### Exercise brief
Copy each line of the entries that includes the word "symbol".

(Records for the task Opens)

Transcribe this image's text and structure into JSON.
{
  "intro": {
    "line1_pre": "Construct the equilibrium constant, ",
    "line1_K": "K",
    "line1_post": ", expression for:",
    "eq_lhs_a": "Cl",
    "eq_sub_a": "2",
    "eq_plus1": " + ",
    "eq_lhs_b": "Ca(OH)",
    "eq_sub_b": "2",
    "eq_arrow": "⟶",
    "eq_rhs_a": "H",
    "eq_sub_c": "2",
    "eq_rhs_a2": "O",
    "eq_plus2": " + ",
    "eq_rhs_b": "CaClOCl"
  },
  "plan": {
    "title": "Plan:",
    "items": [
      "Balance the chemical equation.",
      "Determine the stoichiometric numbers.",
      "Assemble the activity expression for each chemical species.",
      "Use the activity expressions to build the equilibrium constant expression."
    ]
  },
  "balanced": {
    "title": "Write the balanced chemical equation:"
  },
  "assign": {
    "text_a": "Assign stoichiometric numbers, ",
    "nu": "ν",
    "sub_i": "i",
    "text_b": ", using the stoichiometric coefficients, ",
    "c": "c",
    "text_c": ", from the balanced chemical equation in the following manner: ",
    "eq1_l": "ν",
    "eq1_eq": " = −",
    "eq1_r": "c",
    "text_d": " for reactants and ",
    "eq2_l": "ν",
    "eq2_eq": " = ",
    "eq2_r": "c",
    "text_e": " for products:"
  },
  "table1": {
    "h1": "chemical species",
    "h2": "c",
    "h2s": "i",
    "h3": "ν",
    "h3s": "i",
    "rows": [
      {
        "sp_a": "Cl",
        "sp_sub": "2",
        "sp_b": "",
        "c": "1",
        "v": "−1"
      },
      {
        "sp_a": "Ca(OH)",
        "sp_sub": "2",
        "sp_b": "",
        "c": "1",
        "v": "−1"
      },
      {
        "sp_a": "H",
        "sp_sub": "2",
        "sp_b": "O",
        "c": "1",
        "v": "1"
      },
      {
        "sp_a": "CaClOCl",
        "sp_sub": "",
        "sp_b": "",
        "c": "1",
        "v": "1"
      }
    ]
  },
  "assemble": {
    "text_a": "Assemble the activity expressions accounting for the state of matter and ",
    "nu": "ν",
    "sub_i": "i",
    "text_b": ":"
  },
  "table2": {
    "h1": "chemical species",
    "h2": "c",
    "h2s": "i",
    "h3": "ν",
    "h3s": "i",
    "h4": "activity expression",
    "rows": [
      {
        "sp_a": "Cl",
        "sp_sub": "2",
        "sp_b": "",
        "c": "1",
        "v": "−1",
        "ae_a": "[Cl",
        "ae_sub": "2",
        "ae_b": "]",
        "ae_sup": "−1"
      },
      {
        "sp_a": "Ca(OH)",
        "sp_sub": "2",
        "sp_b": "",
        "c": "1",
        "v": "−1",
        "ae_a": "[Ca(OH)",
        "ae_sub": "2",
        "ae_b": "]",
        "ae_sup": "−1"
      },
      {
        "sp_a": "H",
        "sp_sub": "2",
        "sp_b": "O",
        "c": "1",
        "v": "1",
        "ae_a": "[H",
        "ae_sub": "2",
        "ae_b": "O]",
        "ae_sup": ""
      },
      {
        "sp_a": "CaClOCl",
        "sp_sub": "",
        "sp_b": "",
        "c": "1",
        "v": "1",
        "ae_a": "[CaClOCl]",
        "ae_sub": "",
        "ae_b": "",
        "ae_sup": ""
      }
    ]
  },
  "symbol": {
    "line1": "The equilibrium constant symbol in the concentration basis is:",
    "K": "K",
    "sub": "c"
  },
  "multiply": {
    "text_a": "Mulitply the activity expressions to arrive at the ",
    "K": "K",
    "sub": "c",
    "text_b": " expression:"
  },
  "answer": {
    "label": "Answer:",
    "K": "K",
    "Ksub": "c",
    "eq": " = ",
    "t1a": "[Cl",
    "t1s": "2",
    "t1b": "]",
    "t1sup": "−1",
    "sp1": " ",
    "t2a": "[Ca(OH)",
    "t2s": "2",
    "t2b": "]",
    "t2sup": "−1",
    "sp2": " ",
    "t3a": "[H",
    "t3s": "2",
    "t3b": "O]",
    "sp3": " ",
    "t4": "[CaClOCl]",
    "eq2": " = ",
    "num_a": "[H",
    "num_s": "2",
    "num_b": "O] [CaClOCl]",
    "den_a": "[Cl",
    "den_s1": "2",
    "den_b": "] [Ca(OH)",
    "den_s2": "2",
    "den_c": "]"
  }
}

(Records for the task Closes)

### Response area
  "symbol": {
    "line1": "The equilibrium constant symbol in the concentration basis is:",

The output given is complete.